====== Given records

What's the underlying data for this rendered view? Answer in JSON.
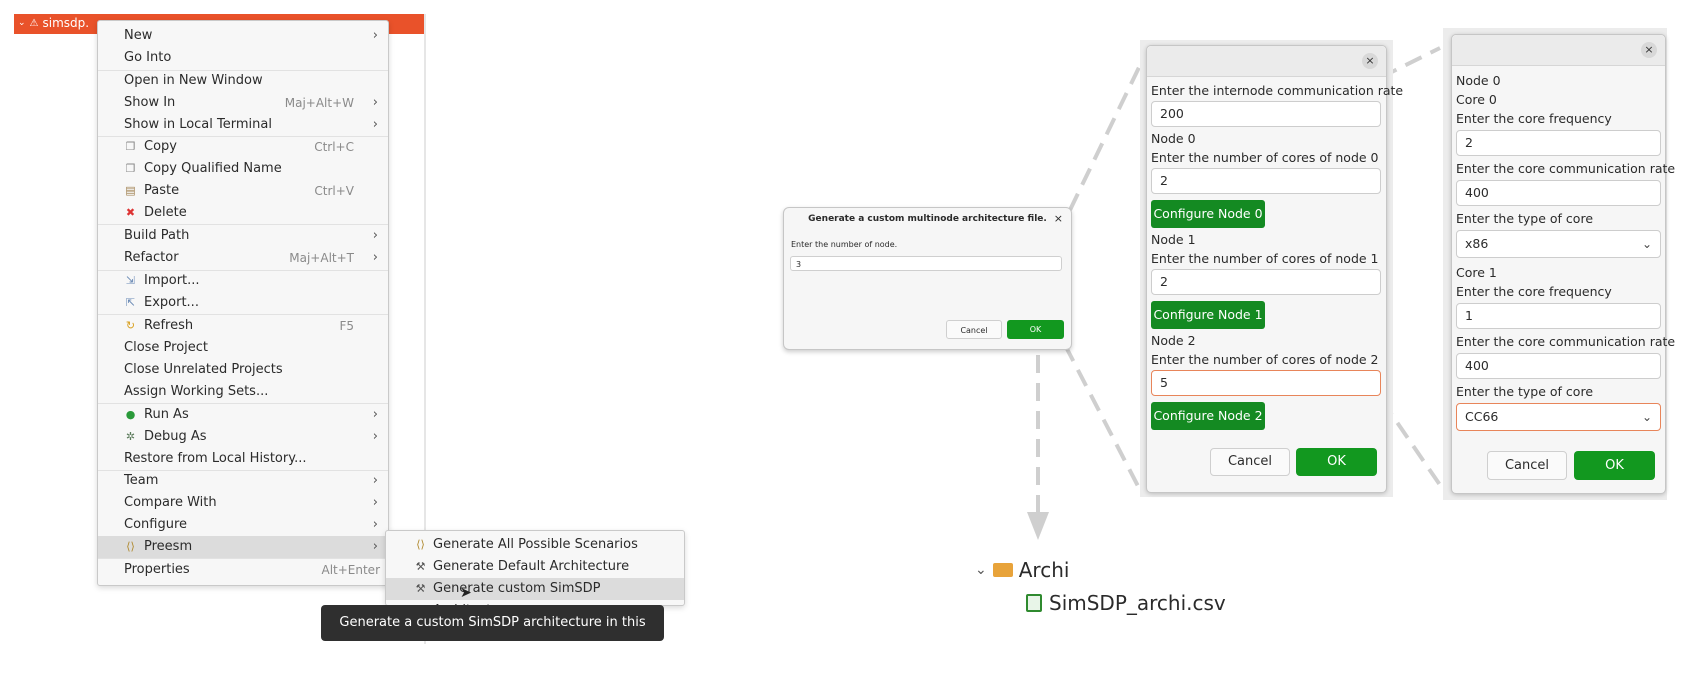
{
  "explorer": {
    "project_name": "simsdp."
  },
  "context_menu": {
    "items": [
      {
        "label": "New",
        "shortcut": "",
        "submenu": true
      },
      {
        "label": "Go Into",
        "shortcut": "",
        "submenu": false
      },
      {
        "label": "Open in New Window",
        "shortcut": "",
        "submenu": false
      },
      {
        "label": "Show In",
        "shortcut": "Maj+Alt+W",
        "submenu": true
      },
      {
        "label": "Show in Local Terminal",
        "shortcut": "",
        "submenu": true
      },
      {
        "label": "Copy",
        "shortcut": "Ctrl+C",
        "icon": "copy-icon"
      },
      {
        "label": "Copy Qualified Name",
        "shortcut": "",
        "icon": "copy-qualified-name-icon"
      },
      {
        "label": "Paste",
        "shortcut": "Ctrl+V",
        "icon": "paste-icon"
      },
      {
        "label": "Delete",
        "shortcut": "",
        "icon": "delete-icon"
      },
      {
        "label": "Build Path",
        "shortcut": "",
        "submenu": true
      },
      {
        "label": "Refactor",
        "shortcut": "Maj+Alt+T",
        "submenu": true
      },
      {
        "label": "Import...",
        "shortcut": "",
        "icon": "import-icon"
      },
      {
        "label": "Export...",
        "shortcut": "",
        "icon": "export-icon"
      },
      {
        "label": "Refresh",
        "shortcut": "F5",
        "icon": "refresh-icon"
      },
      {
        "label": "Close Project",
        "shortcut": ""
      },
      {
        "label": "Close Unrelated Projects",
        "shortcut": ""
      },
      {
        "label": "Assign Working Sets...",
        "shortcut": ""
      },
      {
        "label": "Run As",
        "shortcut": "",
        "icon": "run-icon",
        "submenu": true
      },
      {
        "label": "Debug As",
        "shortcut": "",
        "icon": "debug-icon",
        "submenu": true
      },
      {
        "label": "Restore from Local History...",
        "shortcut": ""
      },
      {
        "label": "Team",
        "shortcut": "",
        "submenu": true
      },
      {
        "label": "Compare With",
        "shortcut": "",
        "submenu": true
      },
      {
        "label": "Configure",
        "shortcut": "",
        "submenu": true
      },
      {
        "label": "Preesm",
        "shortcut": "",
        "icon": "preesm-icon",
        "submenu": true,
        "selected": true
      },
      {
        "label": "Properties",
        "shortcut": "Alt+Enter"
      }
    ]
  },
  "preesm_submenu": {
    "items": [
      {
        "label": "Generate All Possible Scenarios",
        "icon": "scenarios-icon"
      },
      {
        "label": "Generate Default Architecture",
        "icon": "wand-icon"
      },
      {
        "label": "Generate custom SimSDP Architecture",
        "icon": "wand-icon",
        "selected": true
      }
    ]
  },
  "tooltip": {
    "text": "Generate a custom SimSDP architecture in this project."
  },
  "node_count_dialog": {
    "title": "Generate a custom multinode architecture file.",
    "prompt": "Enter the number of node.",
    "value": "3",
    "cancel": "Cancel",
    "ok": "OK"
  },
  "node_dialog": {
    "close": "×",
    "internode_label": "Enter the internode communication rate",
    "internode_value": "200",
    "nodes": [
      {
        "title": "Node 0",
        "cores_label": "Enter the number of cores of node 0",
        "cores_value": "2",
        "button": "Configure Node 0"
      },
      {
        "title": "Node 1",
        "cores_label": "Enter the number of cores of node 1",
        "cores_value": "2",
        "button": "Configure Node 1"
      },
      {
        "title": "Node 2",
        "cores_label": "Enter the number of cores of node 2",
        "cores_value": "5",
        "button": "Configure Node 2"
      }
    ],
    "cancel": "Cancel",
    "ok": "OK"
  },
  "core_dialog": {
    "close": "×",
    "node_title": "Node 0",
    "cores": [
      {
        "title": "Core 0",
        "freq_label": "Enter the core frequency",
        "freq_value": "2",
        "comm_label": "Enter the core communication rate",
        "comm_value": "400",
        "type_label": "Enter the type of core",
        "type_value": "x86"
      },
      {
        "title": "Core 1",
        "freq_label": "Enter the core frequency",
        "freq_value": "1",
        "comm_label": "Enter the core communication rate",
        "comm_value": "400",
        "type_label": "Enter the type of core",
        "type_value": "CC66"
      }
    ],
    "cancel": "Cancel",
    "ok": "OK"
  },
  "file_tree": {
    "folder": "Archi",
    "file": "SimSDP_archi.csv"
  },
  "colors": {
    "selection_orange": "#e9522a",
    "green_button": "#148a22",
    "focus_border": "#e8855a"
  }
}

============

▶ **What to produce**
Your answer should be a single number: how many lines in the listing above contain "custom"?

▶ **Result for this task**
3